Finally, Pooja met with the then CFO of TCS, S Mahalingam, who promised her that if she joined them, she would be posted wherever he was sent. Pooja continues to be with TCS in a senior capacity. But in spite of that arrangement, they wanted to come back to India at some time. Leena Nair, the former HR head of HUL, who is now the global CEO of Chanel, played the matchmaker, helping him to get in touch with Amazon.
Tiwary was promptly hired and moved back to India. The tech company was a stark contrast to Tiwary’s time at the 90-year-old Unilever. “The first time I walked into Amazon, they said we are doing an off-site the same day. Coming from from HUL, off-site for me meant going to some of the fanciest hotels. So, I got excited. Later, I realised that the off-site was in a conference room. It took me some time to get adjusted to Amazon’s culture,” says Tiwary.
He adds that there is no hierarchy at the e-commerce firm. For instance, when the conference room gets crowded, people have to sit on the floor. “I was probably the oldest person in that room and it is not easy to sit cross-legged for three hours. So, the first three to four months were challenging. I realised that everything in new-age companies is different,” he elaborates.
Culture of frugality
Tiwary also highlights the inherent culture of frugality at Amazon. “Everyone in Amazon flies economy. My reporting manager’s office would look like my office and so on. “The egalitarian concept and frugality are very strong. And over time you start appreciating it. it’s not that we pay people less, it is just a culture of saying if we have an extra dollar, we give it to the customer first and the sellers second,” he explains.
By now we are through with our drinks. Manish orders a dal and a tawa fried fish while we order some tandoori rotis and a mixed vegetably curry.
Talking about the impact of Amazon on his leadership style, Tiwary says, “I give a lot of importance to who I am, to where I come from, to what I learnt in HUL and then at Amazon. It has taught me to be humble, be middle-class in thought, and be people-centric. There are some things in life you never compromise on like integrity, and employee-facing; in my previous company, I had to be distributor-facing, and in this company seller-facing. I think what got added on, is a much better framework on how to analyse decisions and make decisions. My mind has gotten trained to the very logical structured manner of working.”

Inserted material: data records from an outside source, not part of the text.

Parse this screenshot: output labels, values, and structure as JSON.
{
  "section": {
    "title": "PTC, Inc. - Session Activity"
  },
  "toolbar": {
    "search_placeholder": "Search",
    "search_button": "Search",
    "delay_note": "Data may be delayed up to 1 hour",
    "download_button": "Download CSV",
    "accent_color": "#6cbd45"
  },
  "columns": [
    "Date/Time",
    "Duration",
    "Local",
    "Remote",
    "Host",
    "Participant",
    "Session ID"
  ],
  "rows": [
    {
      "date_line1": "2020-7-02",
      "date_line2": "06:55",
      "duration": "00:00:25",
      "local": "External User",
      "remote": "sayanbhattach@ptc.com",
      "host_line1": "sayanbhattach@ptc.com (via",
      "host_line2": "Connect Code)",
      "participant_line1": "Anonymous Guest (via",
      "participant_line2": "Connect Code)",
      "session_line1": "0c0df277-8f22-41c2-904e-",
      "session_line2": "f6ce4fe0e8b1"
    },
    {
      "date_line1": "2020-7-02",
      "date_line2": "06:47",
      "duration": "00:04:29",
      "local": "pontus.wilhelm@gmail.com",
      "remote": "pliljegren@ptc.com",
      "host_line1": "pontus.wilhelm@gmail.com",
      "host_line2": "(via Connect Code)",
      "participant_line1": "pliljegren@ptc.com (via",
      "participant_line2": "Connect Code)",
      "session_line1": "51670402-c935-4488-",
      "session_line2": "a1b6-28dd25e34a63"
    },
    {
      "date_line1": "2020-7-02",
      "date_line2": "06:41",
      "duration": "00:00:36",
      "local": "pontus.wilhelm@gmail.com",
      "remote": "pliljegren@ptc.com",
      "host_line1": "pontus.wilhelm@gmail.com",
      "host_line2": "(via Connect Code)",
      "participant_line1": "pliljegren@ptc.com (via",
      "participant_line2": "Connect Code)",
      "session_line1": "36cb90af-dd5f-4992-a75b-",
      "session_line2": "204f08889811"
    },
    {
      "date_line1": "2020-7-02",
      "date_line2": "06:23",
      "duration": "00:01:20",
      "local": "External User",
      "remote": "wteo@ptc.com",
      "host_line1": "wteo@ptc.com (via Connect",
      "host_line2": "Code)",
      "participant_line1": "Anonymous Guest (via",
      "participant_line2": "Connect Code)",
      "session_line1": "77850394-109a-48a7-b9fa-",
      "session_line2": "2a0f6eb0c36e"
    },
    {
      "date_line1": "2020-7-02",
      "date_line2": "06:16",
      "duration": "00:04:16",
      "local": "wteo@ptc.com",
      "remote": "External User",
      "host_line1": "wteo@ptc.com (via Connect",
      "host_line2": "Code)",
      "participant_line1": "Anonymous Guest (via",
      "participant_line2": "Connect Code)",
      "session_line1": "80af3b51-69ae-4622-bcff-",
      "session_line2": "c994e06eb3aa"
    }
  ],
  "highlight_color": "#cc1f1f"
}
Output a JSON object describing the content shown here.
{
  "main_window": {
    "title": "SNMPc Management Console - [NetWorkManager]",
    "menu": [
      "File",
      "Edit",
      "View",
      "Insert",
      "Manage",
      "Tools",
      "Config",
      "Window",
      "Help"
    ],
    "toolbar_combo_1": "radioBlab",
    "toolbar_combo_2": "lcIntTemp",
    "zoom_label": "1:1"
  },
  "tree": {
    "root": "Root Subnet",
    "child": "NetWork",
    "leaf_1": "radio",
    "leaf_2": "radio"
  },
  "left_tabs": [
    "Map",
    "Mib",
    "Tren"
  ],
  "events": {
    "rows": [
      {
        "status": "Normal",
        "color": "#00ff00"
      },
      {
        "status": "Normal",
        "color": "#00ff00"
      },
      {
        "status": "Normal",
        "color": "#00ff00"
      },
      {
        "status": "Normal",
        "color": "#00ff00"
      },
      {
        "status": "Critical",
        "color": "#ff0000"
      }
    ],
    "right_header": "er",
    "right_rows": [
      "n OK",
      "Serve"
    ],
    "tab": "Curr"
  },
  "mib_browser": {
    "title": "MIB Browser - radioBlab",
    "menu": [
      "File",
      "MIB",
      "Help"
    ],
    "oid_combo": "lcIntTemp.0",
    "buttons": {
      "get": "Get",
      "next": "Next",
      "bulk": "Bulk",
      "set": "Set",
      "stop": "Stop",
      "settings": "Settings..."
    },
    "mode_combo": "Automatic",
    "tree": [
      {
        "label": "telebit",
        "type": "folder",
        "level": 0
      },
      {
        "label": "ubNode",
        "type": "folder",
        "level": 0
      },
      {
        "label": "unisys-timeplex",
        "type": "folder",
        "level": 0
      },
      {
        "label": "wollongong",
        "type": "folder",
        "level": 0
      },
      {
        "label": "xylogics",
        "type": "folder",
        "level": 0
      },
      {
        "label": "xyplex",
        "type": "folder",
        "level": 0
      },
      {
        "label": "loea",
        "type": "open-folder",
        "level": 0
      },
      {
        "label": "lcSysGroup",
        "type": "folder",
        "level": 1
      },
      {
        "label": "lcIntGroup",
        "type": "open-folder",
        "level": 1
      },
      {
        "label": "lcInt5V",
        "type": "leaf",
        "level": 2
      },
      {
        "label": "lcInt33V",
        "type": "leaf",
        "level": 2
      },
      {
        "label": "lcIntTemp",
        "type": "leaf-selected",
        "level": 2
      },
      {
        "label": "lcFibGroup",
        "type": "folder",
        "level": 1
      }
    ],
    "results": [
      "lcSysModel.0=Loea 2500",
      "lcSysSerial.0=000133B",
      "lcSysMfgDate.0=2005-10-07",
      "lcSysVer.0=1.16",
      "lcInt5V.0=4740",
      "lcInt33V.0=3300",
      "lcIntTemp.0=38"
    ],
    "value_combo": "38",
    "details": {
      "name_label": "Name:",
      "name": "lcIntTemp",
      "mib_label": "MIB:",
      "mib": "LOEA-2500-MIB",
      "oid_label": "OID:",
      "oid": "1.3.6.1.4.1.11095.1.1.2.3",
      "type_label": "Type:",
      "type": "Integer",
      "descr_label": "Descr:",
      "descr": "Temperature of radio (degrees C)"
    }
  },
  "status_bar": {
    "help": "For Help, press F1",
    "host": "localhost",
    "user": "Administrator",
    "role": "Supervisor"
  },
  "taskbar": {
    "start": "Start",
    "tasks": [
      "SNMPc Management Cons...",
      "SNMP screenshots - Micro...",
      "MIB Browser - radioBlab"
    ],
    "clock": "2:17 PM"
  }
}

Font and point
Illustrating one of Amazon’s operational styles which imbibed this quality in him, Tiwary notes that Amazon has an artefact called an internal press release. If anyone wants to suggest a new product launch, they have to write an internal press release on it. Incidentally, all of Amazon internal communication is on the Calibri 11 font. Yes, there is a particular font and particular point size which everybody uses as a standardised template.
Tiwary notes that there was an engineer in Amazon Transport in Delhi, who wrote a one-pager press release saying ‘I want to start a pharmacy business in India’. “The standardized artefact to raise a new idea is called an internal press release. If we didn’t have the artefact, someone would make a presentation, someone would write a note and you would not be able to digest it,” he elaborates.
He says that it is because of systems like this that a company as huge as Amazon is able to maintain a coherent company culture across geographies and teams.
Even as he juggles about expanding the market, taking competition on and managing regulatory issues, in his personal time, Tiwary is a marathon runner and a golf enthusiast. He is up 4:45 am every day for his daily one-hour run listening to an Apple podcast on Bhagavad Gita. He got into the habit of running when he was at Unilever and has never stopped since. He shares the joy of running with his family as well, who every year join him on a vacation to run marathons across the globe. Tiwary has run marathons in Budapest, Australia, and Ireland among other locations. For the marathon man, running Amazon India is just another race.